Why yes, they did. The screenshot below from shows the 32 accounts that used the #fixedincome hashtag most frequently. Twelve belong to asset managers, with @FidelityAdvisor, @NuveenInv, @WFAssetMgmt and @PutnamToday four of the top five accounts. Other firms participated at a lower level. 

In all @FidelityAdvisor sent 37 #fixedincome tweets, most in support of Fidelity Advisor Total Bond Fund. 


@BlackRock takes the honors as the account producing the top #fixedincome tweet (shown below), drawing 18 retweets and 38 favorites.@FTI_US, Putnam and @HartfordFunds were #2, #3 and #4 ahead of @SquawkBox. Sweet.

An investor's dilemma: Net worth and liquidity up, but #fixedincome market slowing down. What to do

— BlackRock® (@blackrock) September 30, 2014

Everybody Gains

What did the news do to @PIMCO’s enviable follower count? It's happy news all-around.

After a dip—there’s likely some correlation between fund flows and Twitter followers—@PIMCO is back on the rise again, according to


Meanwhile, @JanusCapital experienced a growth spurt in followers, although still trails @PIMCO by about 174,000.


You Got This

There are very few lightning-in-a-bottle moments for mutual fund and exchange-traded fund (ETF) companies using social media. There’s been no equivalent of seizing the opportunity of a dark stadium to promote dunking an Oreo cookie and watching the Twitter account grow by thousands overnight, for example.

But communications windows open and close on Twitter, and there can be opportunities for alert and agile investment brands. 

On this single hashtag over the last four weeks, more than a dozen fund companies showed up and dominated in a way that rarely happens elsewhere online. (Unfortunately, paying for placement is the only way for many firms to get on page 1 of search rankings of key terms. Other brands got to most of the premium terms first and they’re not budging. See post.) 

For some perspective, fund companies use other hashtags and many to a greater extent. Event hashtags get lots of pick-up, as Morningstar's Leslie Marshall has documented. And, it’s not as if @BlackRock hasn’t been retweeted 18 times before—its maximum is 155 RTs. 

Still, this was a collective demonstration of the communications possibilities for asset managers:

1)using somebody else’s platform
2)and a lightweight, quick turnaround medium
3)to access an "audience" that others helped build and maintain
4)without being constrained by a frequency cap (i.e., Fidelity could have never sent 37 emails in the same time period)
5)to be relevant on a topic
6)that targeted others (financial advisors, media and other influencers) had hyper-interest in and were seeking commentary on.

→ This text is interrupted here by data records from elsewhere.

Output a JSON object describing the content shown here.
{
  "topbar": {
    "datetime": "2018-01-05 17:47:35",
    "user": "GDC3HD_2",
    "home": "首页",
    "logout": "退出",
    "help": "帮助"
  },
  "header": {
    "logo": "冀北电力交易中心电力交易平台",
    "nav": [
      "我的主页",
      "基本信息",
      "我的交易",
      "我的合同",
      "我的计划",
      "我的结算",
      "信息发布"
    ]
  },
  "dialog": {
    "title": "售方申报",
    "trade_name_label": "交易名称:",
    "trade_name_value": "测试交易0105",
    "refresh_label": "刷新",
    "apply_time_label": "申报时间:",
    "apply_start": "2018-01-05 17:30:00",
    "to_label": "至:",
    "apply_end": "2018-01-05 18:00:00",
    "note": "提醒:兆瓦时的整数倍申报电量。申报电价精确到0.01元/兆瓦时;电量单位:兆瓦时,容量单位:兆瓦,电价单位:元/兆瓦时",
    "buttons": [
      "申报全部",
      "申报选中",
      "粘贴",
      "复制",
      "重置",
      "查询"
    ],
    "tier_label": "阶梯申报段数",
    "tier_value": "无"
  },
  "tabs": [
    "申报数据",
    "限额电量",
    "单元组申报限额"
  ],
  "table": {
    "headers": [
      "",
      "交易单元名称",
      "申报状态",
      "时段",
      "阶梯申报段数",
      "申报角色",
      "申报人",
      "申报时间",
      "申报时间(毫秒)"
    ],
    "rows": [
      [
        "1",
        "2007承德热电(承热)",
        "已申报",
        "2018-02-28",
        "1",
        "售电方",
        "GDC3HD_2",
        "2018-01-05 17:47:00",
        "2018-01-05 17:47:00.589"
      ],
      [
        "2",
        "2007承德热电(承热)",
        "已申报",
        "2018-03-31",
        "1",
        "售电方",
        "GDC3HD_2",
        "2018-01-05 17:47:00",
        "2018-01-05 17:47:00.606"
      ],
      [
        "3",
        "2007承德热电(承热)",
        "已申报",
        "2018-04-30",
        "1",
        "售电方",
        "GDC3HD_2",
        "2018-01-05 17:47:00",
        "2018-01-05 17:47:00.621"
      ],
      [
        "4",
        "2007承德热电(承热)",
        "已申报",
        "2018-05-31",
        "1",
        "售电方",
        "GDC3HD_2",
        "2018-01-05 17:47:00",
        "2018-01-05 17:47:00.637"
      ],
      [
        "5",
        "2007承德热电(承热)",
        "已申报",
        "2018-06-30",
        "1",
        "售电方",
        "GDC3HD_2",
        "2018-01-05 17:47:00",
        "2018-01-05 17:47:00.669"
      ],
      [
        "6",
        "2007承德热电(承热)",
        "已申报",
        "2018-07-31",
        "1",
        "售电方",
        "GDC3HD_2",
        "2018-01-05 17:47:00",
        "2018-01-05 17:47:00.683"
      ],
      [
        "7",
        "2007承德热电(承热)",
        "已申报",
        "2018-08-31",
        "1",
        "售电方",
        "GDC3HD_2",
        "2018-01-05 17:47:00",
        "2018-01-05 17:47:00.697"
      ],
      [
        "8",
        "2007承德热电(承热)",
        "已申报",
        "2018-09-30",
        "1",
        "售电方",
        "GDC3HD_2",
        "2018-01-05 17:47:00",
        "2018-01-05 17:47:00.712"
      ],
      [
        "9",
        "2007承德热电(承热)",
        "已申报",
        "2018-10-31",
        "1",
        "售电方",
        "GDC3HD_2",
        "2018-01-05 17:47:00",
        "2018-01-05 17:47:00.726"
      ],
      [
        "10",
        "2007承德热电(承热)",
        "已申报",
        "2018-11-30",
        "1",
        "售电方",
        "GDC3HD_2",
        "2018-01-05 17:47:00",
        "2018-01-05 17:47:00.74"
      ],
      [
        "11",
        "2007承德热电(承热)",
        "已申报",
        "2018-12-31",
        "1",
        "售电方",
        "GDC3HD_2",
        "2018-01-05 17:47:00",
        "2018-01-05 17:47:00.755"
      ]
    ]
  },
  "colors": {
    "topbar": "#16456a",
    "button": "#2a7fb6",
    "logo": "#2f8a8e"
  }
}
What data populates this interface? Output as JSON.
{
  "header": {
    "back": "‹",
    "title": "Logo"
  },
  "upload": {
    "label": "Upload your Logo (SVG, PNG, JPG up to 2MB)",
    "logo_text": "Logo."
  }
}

For those of you in the mix, I hope something good came out of your participation. As for those of you still on the fence about Twitter, does this episode make you any more interested in chiming in?